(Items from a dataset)
§

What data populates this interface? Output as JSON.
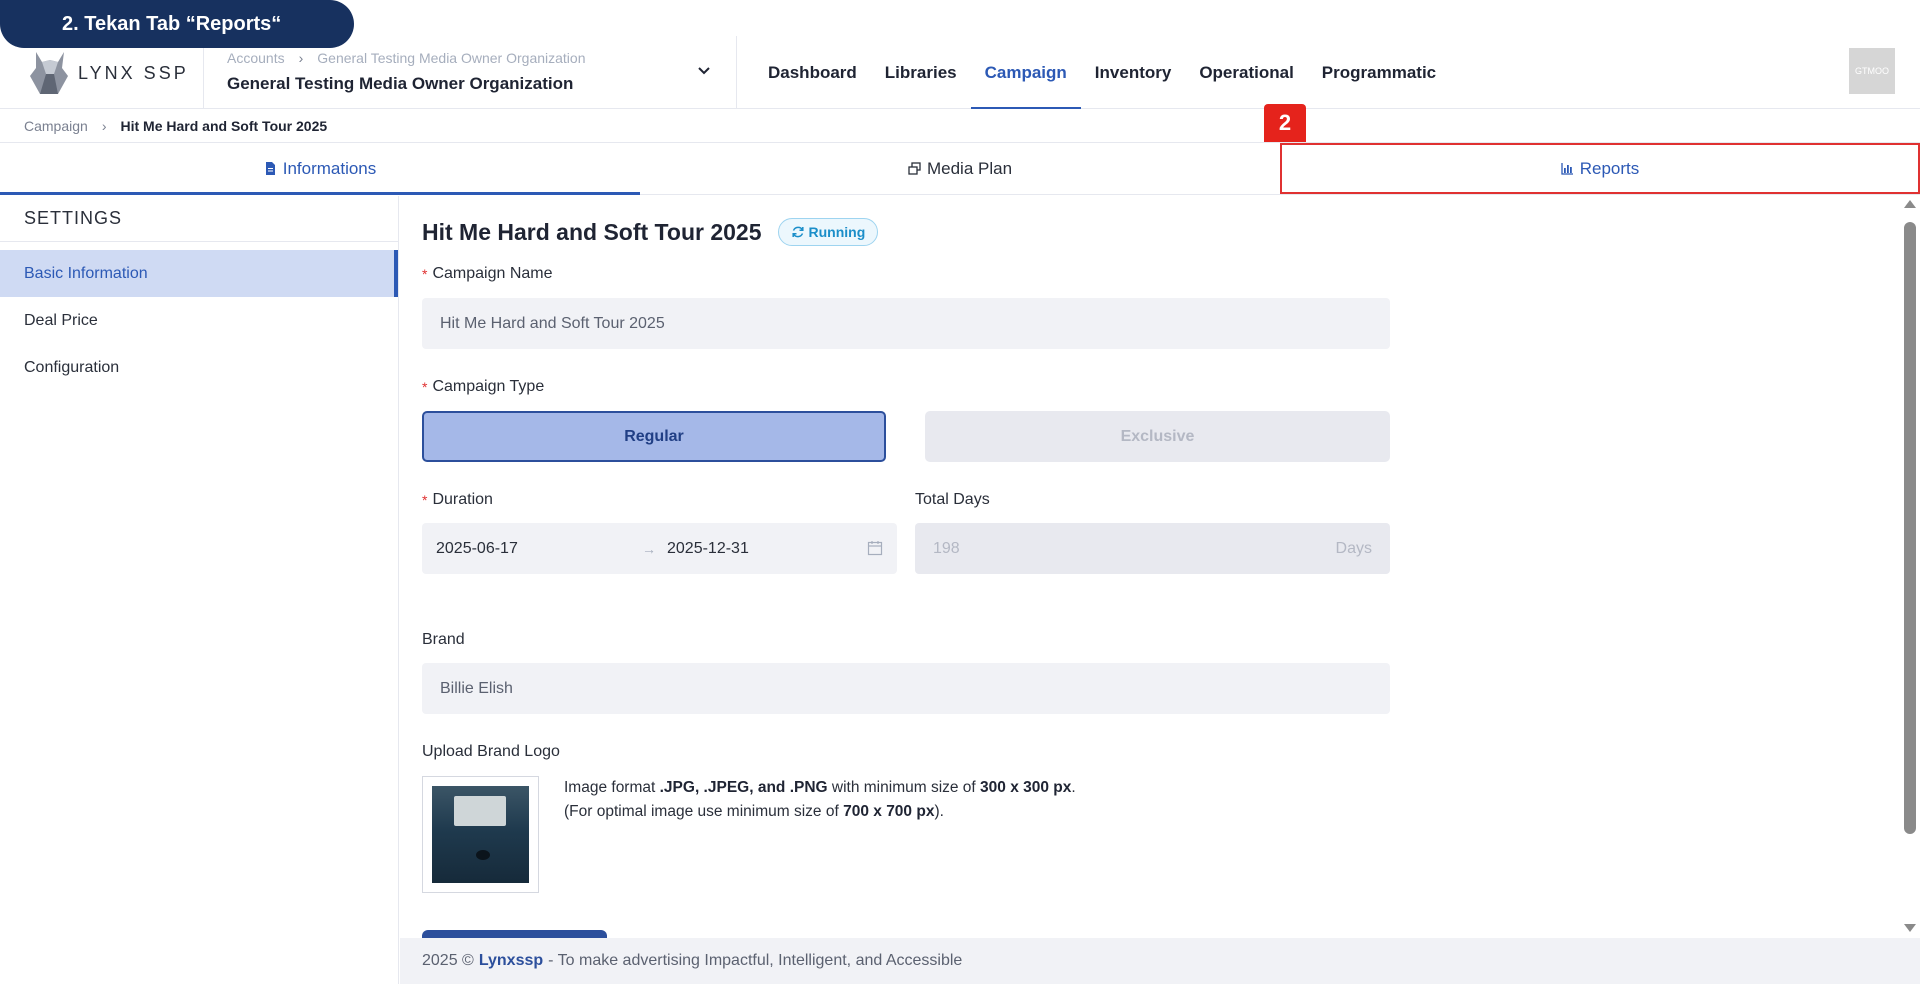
{
  "callout": {
    "text": "2. Tekan Tab “Reports“"
  },
  "step_badge": "2",
  "header": {
    "logo_text": "LYNX SSP",
    "org_breadcrumb": {
      "parent": "Accounts",
      "child": "General Testing Media Owner Organization"
    },
    "org_title": "General Testing Media Owner Organization",
    "nav": [
      "Dashboard",
      "Libraries",
      "Campaign",
      "Inventory",
      "Operational",
      "Programmatic"
    ],
    "nav_active": "Campaign",
    "avatar_text": "GTMOO"
  },
  "breadcrumb": {
    "parent": "Campaign",
    "current": "Hit Me Hard and Soft Tour 2025"
  },
  "tabs": {
    "informations": "Informations",
    "media_plan": "Media Plan",
    "reports": "Reports"
  },
  "sidebar": {
    "title": "SETTINGS",
    "items": [
      "Basic Information",
      "Deal Price",
      "Configuration"
    ]
  },
  "main": {
    "title": "Hit Me Hard and Soft Tour 2025",
    "status": "Running",
    "campaign_name_label": "Campaign Name",
    "campaign_name_value": "Hit Me Hard and Soft Tour 2025",
    "campaign_type_label": "Campaign Type",
    "campaign_type_options": [
      "Regular",
      "Exclusive"
    ],
    "campaign_type_selected": "Regular",
    "duration_label": "Duration",
    "duration_start": "2025-06-17",
    "duration_end": "2025-12-31",
    "total_days_label": "Total Days",
    "total_days_value": "198",
    "total_days_unit": "Days",
    "brand_label": "Brand",
    "brand_value": "Billie Elish",
    "upload_label": "Upload Brand Logo",
    "upload_hint": {
      "line1_a": "Image format ",
      "line1_b": ".JPG, .JPEG, and .PNG",
      "line1_c": " with minimum size of ",
      "line1_d": "300 x 300 px",
      "line1_e": ".",
      "line2_a": "(For optimal image use minimum size of ",
      "line2_b": "700 x 700 px",
      "line2_c": ")."
    }
  },
  "footer": {
    "prefix": "2025 ©",
    "brand": "Lynxssp",
    "suffix": "- To make advertising Impactful, Intelligent, and Accessible"
  },
  "colors": {
    "accent": "#2c59b5",
    "callout": "#17315f",
    "highlight": "#e03131",
    "status": "#1b8ec9"
  }
}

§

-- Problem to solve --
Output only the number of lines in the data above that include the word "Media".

-- Task result --
3